Heston Blumenthal to cook up a spice odyssey for British astronaut manning the International Space Station

UK's Major Tum to blast off on a spice odyssey

Nothing but the best for British astronaut as chef Heston Blumenthal cooks up his rations
John Harrison's 'longitude' clock sets new record - 300 years on

‘Longitude’ clock sets new record - 300 years on

Greenwich horologists celebrate as it keeps to within a second of real time over a 100-day test
Fears in the US of being outgunned in the vital propaganda wars by Russia, China - and even Isis - have prompted a rethink on overseas broadcasters

Let the propaganda wars begin - again

'Accurate, objective, comprehensive': that was Voice of America's creed, but now its masters want it to promote US policy, reports Rupert Cornwell
Why Japan's incredible long-distance runners will never win the London Marathon

Japan's incredible long-distance runners

Every year, Japanese long-distance runners post some of the world's fastest times – yet, come next weekend, not a single elite competitor from the country will be at the London Marathon
Why does Tom Drury remain the greatest writer you've never heard of?

Tom Drury: The quiet American

His debut was considered one of the finest novels of the past 50 years, and he is every bit the equal of his contemporaries, Jonathan Franzen, Dave Eggers and David Foster Wallace
You should judge a person by how they peel a potato

You should judge a person by how they peel a potato

Dave Hax's domestic tips are reminiscent of George Orwell's tea routine. The world might need revolution, but we like to sweat the small stuff, says DJ Taylor
Beige is back: The drab car colours of the 1970s are proving popular again

Beige to the future

Flares and flounce are back on catwalks but a revival in ’70s car paintjobs was a stack-heeled step too far – until now
Bill Granger recipes: Our chef's dishes highlight the delicate essence of fresh cheeses

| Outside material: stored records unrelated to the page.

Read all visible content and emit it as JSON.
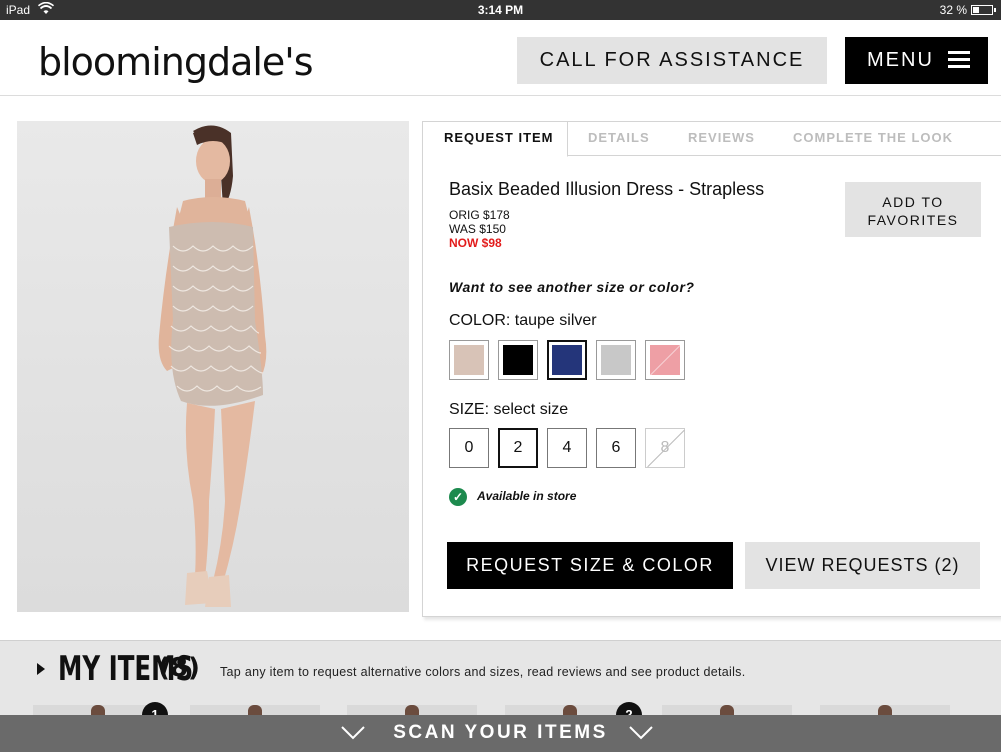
{
  "status_bar": {
    "device": "iPad",
    "time": "3:14 PM",
    "battery": "32 %"
  },
  "header": {
    "logo": "bloomingdale's",
    "call_label": "CALL FOR ASSISTANCE",
    "menu_label": "MENU"
  },
  "tabs": [
    "REQUEST ITEM",
    "DETAILS",
    "REVIEWS",
    "COMPLETE THE LOOK"
  ],
  "product": {
    "title": "Basix Beaded Illusion Dress - Strapless",
    "orig_price": "ORIG $178",
    "was_price": "WAS $150",
    "now_price": "NOW $98",
    "favorites_label_line1": "ADD TO",
    "favorites_label_line2": "FAVORITES",
    "prompt": "Want to see another size or color?",
    "color_label": "COLOR: taupe silver",
    "colors": [
      "#d8c3b7",
      "#000000",
      "#24357a",
      "#c8c8c8",
      "#ee9fa5"
    ],
    "size_label": "SIZE: select size",
    "sizes": [
      "0",
      "2",
      "4",
      "6",
      "8"
    ],
    "availability": "Available in store",
    "request_label": "REQUEST SIZE & COLOR",
    "view_requests_label": "VIEW REQUESTS  (2)"
  },
  "my_items": {
    "title": "MY ITEMS",
    "count": "(8)",
    "hint": "Tap any item to request alternative colors and sizes, read reviews and see product details.",
    "badges": [
      "1",
      "2"
    ]
  },
  "scan_bar": {
    "label": "SCAN YOUR ITEMS"
  }
}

Bill Granger cooks with fresh cheeses

More delicate on the palate, milder, fresh cheeses can also be kinder to the waistline
Aston Villa vs Liverpool: 'This FA Cup run has been wonderful,' says veteran Shay Given

Shay Given: 'This FA Cup run has been wonderful'

The Villa keeper has been overlooked for a long time and has unhappy memories of the national stadium – but he is savouring his chance to play at Wembley
Timeless drama of Championship race in league of its own - Michael Calvin

Michael Calvin's Last Word

Timeless drama of Championship race in league of its own